_Task objective_:
Tally how many lines in the data below include "icon", then please reply with only that figure.

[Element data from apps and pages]

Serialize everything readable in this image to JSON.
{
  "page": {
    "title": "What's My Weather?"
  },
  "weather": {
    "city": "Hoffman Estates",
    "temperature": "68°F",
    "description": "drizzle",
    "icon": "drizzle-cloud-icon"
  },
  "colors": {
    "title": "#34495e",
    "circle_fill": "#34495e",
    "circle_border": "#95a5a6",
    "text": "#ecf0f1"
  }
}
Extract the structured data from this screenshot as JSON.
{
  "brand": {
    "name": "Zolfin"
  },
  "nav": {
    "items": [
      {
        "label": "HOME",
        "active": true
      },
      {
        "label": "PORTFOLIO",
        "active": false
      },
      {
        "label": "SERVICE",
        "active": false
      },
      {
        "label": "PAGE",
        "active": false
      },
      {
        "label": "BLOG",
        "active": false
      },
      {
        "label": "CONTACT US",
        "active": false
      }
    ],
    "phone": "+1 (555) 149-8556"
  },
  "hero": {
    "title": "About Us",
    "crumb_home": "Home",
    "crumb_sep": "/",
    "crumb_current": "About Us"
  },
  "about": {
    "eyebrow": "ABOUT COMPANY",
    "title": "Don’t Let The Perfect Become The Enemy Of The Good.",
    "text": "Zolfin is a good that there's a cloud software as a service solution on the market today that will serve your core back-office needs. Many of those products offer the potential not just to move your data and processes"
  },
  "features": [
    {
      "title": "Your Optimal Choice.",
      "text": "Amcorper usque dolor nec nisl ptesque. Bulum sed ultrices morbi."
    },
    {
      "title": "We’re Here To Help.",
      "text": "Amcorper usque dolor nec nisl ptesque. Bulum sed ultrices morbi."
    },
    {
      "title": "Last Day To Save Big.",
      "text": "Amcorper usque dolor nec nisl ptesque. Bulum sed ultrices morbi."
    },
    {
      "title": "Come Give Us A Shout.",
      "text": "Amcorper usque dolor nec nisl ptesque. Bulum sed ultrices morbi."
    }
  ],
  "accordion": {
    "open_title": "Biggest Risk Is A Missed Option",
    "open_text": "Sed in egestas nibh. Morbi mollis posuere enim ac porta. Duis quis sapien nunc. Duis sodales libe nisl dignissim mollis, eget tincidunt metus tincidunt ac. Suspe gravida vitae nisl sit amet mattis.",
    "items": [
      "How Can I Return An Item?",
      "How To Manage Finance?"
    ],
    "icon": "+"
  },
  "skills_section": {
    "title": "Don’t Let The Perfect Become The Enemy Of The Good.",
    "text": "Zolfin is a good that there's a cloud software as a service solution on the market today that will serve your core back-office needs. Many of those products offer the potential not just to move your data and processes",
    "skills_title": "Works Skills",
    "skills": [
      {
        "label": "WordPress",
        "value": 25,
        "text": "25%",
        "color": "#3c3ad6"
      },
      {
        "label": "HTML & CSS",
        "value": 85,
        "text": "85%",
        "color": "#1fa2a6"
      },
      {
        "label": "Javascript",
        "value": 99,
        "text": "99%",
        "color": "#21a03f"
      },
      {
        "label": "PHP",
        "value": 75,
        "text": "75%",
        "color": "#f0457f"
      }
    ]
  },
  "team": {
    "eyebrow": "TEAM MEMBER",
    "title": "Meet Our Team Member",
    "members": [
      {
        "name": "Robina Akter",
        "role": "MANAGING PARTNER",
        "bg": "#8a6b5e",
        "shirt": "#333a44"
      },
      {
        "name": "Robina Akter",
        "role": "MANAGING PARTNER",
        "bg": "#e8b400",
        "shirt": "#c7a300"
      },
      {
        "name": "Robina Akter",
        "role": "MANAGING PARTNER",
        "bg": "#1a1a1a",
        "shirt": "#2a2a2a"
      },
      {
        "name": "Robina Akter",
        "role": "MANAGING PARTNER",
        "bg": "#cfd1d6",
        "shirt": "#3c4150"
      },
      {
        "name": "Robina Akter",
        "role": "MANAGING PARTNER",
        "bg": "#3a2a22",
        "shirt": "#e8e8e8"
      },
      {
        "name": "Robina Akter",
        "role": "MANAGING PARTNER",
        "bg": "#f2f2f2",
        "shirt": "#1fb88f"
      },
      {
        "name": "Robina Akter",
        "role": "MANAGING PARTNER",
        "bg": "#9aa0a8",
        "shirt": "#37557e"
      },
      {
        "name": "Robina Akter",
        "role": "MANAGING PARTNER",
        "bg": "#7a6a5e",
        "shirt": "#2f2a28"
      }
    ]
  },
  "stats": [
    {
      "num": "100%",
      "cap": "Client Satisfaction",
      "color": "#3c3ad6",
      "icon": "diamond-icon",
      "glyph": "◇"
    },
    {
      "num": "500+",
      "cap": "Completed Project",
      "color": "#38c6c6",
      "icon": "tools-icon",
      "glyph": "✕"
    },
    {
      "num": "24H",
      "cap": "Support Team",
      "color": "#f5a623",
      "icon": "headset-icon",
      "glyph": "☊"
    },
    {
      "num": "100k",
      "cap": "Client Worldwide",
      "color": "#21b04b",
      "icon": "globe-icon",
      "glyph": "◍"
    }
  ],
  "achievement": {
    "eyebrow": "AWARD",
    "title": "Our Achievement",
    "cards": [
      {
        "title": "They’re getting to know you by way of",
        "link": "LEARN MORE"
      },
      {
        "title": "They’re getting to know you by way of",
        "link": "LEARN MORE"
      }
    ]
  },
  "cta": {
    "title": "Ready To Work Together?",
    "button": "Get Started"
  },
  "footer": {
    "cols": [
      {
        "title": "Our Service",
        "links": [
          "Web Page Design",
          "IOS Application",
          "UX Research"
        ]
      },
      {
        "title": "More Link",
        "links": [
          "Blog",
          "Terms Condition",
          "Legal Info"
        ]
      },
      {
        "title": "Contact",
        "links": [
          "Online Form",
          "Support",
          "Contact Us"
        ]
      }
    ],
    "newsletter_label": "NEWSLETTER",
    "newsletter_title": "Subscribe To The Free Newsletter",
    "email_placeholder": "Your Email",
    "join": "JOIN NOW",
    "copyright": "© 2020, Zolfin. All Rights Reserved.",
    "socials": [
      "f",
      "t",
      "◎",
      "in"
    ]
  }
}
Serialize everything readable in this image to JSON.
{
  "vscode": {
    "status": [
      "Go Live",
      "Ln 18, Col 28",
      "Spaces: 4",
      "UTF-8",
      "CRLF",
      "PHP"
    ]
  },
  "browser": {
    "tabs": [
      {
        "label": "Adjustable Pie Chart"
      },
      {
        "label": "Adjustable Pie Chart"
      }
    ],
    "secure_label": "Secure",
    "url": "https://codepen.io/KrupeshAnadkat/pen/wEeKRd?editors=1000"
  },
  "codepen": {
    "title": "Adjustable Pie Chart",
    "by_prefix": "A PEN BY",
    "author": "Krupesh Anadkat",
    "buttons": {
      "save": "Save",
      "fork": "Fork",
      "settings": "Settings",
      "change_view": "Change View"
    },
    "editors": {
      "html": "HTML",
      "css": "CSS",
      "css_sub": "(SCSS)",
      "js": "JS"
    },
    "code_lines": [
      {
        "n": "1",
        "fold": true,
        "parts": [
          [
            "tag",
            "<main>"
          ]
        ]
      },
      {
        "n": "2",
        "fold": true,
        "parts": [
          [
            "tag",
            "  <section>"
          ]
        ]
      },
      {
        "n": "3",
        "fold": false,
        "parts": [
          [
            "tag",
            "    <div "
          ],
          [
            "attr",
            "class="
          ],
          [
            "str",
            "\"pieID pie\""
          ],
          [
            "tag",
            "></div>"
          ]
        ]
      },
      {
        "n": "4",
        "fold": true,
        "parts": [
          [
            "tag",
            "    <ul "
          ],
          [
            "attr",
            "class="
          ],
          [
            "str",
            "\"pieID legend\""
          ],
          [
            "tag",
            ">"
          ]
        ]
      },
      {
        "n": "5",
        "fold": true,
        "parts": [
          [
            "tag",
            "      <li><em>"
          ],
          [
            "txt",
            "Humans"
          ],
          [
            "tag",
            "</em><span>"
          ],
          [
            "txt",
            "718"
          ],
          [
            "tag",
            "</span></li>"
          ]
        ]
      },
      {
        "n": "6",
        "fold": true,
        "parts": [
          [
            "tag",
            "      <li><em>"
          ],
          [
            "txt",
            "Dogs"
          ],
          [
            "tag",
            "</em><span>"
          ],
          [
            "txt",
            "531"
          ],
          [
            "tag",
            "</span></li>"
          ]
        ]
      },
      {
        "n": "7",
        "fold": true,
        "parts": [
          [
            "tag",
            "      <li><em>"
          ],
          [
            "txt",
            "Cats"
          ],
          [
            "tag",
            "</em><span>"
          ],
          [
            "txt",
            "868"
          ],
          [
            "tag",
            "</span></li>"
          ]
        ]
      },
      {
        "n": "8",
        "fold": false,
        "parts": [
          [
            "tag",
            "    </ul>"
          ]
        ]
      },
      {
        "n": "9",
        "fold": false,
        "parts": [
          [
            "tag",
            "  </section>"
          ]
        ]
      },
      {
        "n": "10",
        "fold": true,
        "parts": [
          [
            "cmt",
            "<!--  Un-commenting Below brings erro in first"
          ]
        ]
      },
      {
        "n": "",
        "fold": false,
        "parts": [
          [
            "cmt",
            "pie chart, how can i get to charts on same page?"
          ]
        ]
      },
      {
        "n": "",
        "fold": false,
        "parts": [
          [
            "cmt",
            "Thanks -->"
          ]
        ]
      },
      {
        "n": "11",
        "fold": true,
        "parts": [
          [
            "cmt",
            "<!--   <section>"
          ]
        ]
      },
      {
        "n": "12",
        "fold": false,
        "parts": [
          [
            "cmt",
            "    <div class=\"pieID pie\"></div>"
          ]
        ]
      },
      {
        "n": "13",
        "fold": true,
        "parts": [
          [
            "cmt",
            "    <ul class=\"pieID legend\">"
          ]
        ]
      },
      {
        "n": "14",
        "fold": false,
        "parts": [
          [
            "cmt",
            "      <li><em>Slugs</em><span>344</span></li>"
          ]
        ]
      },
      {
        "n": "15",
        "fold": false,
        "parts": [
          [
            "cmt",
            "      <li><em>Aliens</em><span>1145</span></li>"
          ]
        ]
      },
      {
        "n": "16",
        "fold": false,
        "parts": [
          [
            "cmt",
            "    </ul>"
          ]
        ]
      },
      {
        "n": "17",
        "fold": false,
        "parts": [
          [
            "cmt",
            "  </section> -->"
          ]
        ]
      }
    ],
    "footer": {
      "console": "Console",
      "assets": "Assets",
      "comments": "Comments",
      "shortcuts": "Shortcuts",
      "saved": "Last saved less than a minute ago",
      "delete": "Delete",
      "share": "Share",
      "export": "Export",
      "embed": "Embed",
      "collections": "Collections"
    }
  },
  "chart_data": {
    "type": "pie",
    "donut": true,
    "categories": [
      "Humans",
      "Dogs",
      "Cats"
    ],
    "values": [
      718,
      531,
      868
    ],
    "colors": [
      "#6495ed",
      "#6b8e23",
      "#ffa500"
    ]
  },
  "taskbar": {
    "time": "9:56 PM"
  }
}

_Answer section_:
6